The fine folks at Dézòd Rèkòd and the less fine folks at Allen Coté Industries, LLC are pleased to present the release of the latest volume of The Sublimative Sessions: "Volume Three: The Bad Verse" - featuring past and current members of The New Red Moons, The Great Lake Drifters, The Form, The Scarring Party, Lisa Ridgely and the Fainting Room, Field Report, and many others; and recorded live in a single day, with minimal overdubs, at the lakeside studios of 77eleven Productions.

We will be celebrating the expulsion of three years' post-production with a release party at Linneman's Riverwest Inn on January 22, 2016; and live appearances on 88.9 Radio Milwaukee at 5:30pm on January 21, and Fox 6 Studio A at 4pm on January 22 - the live performances will feature a core band of Milwaukee supersessionists Krystal Kuehl, Nathan Kilen and Jeff Brueggeman; with special appearances by Heidi Spencer, Lisa Ridgely, Ryan Elliott, and other surprise guests. Free noisemakers with download codes will be provided at all performances; and handmade wooden whistles with embedded flash drives will be for sale, featuring all three volumes of The Sublimative Sessions (so far) - the full purpose of these trinkets will be revealed in the interactive portion of our release show at Linneman's ...

It's been a while since we've hugged, smooched, shaken hands, said hello; and we've missed your lovely little eardrums; so please join us for some or all of these special events, and let's shake off the subzero with a little shared heat - we'll save a seat for you.
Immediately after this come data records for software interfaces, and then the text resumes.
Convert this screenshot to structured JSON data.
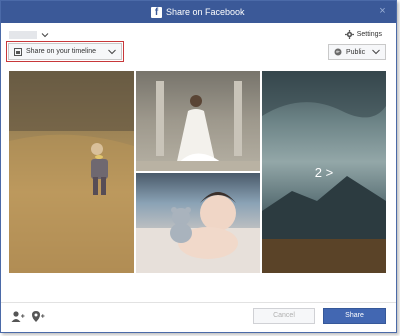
{
  "window": {
    "title": "Share on Facebook",
    "brand_color": "#3b5998",
    "close_icon": "close-icon"
  },
  "account": {
    "chevron_icon": "chevron-down-icon"
  },
  "settings": {
    "label": "Settings",
    "icon": "gear-icon"
  },
  "destination": {
    "label": "Share on your timeline",
    "icon": "timeline-icon",
    "highlight_color": "#c8383a"
  },
  "privacy": {
    "label": "Public",
    "icon": "globe-icon"
  },
  "photos": {
    "items": [
      {
        "subject": "child in field",
        "icon": "photo"
      },
      {
        "subject": "bride in gown",
        "icon": "photo"
      },
      {
        "subject": "baby with teddy bear",
        "icon": "photo"
      },
      {
        "subject": "mountain landscape",
        "icon": "photo"
      }
    ],
    "more_label": "2 >"
  },
  "footer": {
    "tag_icon": "add-person-icon",
    "location_icon": "location-pin-icon",
    "cancel_label": "Cancel",
    "share_label": "Share",
    "share_color": "#4267b2"
  }
}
The concept of sublimation has roots in multiple scientific doctrines. In the physical sciences, sublimation is the transition of a solid into a gas, sans the usual liquid phase (ie - ice into vapor, without ever becoming water) - this transition is rare, and requires intense amounts of pressure and energy. In the psychological sciences, sublimation generally refers to the transformation of emotions or impulses into socially acceptable behavior - Freud (of course) highlighted the transformation of sexual energy into creative output; whereas Jung referred to a mystical process, with roots in alchemy, wherein the great mysteries of creation are unconsciously revealed through evolution.

The constants between these disciplines and disciples are creativity and radical change. Over the last several years, I have attempted multiple musical experiments based around this concept, involving ever-changing ensembles; songs pulled from the past, present and ether (and in some cases, created on the spot); and most importantly, very little rehearsal or recording time. Though the initial goal was to create a sprawling masterwork, the individual sessions themselves have proved enlightening; and while never perfect nor polished, they are possibly more interesting and complex than anything I could have arranged or orchestrated beforehand.

The Sublimative Sessions - Vol. 2: Darling Hall (RIP) was recorded in a single night at the now defunct home of The Vega Star and Flojo collective rehearsal, recording and living space. Four of us entered the room at 4pm on Friday, April 13, with almost no preparation - three of us had never technically made music together before - and by midnight we had roughly three takes each of five songs. Strings and light guitar accents were added later, using the same improvisational approach, but the performances remain intact; a document of us discovering the music, with some very raw emotions bleeding through here and there.

For various reasons, I spent two years avoiding this session, refusing to listen back and resolving to destroy the evidence. Special thanks goes out to Jackson Messner and Justin Rolbiecki for encouraging me to revisit and relive, and thereby heal some old psychic wounds - Justin, in particular, has worked his ass off to turn these rough performances into something listenable, and for that I am eternally grateful. Listening back with a little more objectivity, I can honestly say this is one of the best things I have ever recorded - I hope you feel the same.